Zinc Metabolism

Zinc is an essential nutrient and under normal conditions our bodies store a certain amount of it. Zinc typically leaves our bodies in urine and feces.

Health Effects of Zinc

According to US EPA's IRIS database (checked in August, 2014), it is not currently possible to tell whether zinc exposure causes cancer in humans. Reasons cited include inadequate or inconclusive occupational exposure studies of humans, lack of adequate animal studies, and equivocal results of genotoxicity tests.

According to a 2005 report issued by the Agency for Toxic Substances and Disease Registry, inhaling large amounts of zinc (as zinc dust or fumes from smelting or welding) can cause metal fume fever, a generally reversible disease. We know little about the long-term human health effects of breathing zinc dust or fumes.

Large doses of zinc (10 to 15 times higher than the recommended daily allowance) taken by mouth, even for a short time, can cause stomach cramps, nausea, and vomiting. Ingesting high levels of zinc for several months may cause anemia, damage the pancreas, and decrease levels of high-density lipoprotein (HDL) cholesterol.

Experiments on animals fed very large amounts of zinc (1,000 times higher than the recommended daily allowance) for several months caused many health effects, including anemia and injury to the pancreas and kidney. Rats became infertile or, if dosed after becoming pregnant, had smaller babies. Certain zinc compounds (for example, zinc acetate and zinc chloride) placed on the skin of animals caused irritation, suggesting that the same effect may occur in humans.

Because zinc is an essential nutrient, consuming too little can also cause health problems. Symptoms of zinc deficiency may include loss of appetite, decreased sense of taste and smell, decreased immune function, slow wound healing, and skin sores. Zinc deficiency in males may cause poorly developed sex organs and retarded growth. Zinc deficiency in pregnant women may lead to birth defects in their children.

References and Excerpt Sources

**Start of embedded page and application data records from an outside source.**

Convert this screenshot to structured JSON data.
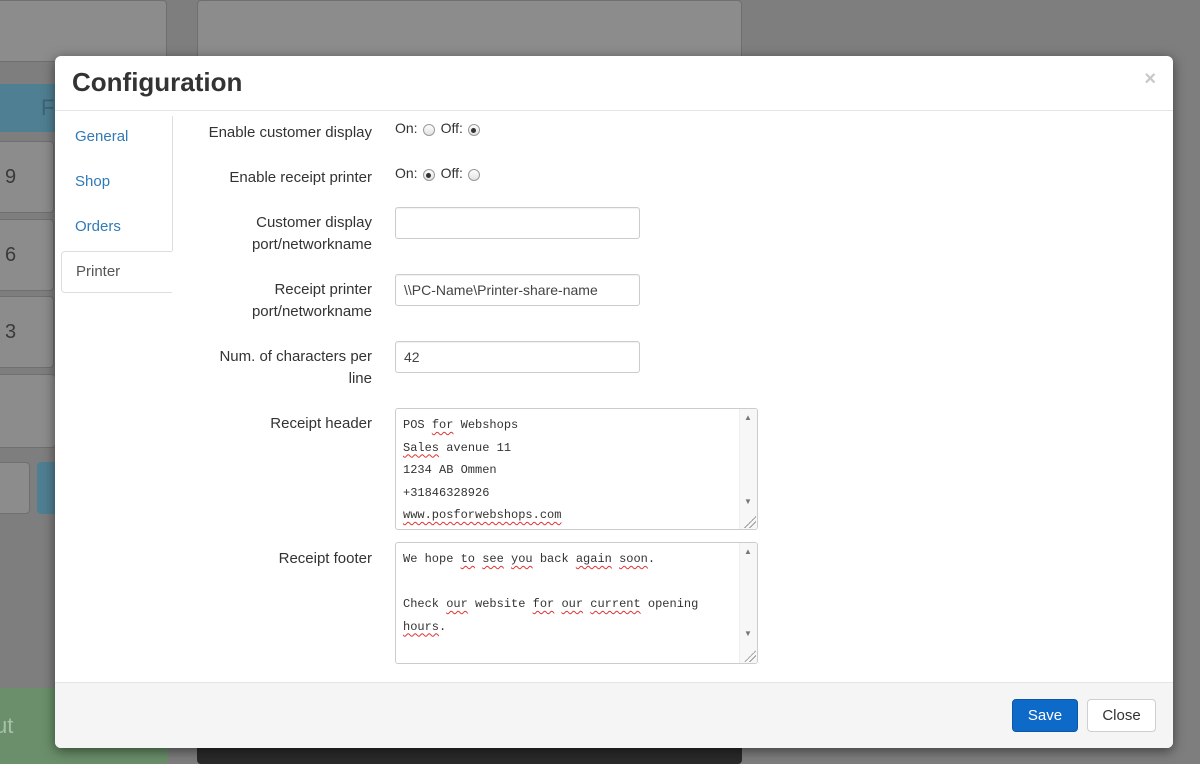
{
  "background": {
    "numpad": [
      "9",
      "6",
      "3"
    ],
    "left_button_fragment": "F",
    "checkout_fragment": "ut"
  },
  "modal": {
    "title": "Configuration",
    "close_glyph": "×",
    "tabs": [
      {
        "label": "General",
        "active": false
      },
      {
        "label": "Shop",
        "active": false
      },
      {
        "label": "Orders",
        "active": false
      },
      {
        "label": "Printer",
        "active": true
      }
    ],
    "fields": {
      "customer_display": {
        "label": "Enable customer display",
        "on_label": "On:",
        "off_label": "Off:",
        "value": "off"
      },
      "receipt_printer": {
        "label": "Enable receipt printer",
        "on_label": "On:",
        "off_label": "Off:",
        "value": "on"
      },
      "customer_display_port": {
        "label_line1": "Customer display",
        "label_line2": "port/networkname",
        "value": ""
      },
      "receipt_printer_port": {
        "label_line1": "Receipt printer",
        "label_line2": "port/networkname",
        "value": "\\\\PC-Name\\Printer-share-name"
      },
      "chars_per_line": {
        "label_line1": "Num. of characters per",
        "label_line2": "line",
        "value": "42"
      },
      "receipt_header": {
        "label": "Receipt header",
        "lines": [
          "POS for Webshops",
          "Sales avenue 11",
          "1234 AB Ommen",
          "+31846328926",
          "www.posforwebshops.com"
        ]
      },
      "receipt_footer": {
        "label": "Receipt footer",
        "lines": [
          "We hope to see you back again soon.",
          "",
          "Check our website for our current opening",
          "hours."
        ]
      }
    },
    "buttons": {
      "save": "Save",
      "close": "Close"
    },
    "colors": {
      "primary": "#0e6ac9",
      "link": "#2f7ab8"
    }
  }
}
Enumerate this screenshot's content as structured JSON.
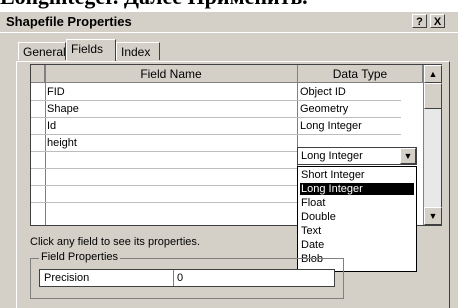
{
  "caption": "Longinteger. Далее Применить.",
  "window": {
    "title": "Shapefile Properties",
    "help_button": "?",
    "close_button": "X"
  },
  "tabs": [
    {
      "label": "General"
    },
    {
      "label": "Fields"
    },
    {
      "label": "Index"
    }
  ],
  "grid": {
    "columns": [
      "Field Name",
      "Data Type"
    ],
    "rows": [
      {
        "field": "FID",
        "type": "Object ID"
      },
      {
        "field": "Shape",
        "type": "Geometry"
      },
      {
        "field": "Id",
        "type": "Long Integer"
      },
      {
        "field": "height",
        "type": "Long Integer"
      }
    ]
  },
  "dropdown": {
    "value": "Long Integer",
    "options": [
      "Short Integer",
      "Long Integer",
      "Float",
      "Double",
      "Text",
      "Date",
      "Blob"
    ],
    "selected": "Long Integer"
  },
  "help_text": "Click any field to see its properties.",
  "field_properties": {
    "legend": "Field Properties",
    "rows": [
      {
        "label": "Precision",
        "value": "0"
      }
    ]
  },
  "colors": {
    "face": "#d4d0c8",
    "shadow": "#404040",
    "highlight": "#ffffff",
    "selection": "#000000"
  }
}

U.S. Department of Health and Human Services, Agency for Toxic Substances and Disease Registry. Toxicological Profile for Zinc, August 2005

U.S. Environmental Protection Agency. Integrated Risk Information System (IRIS)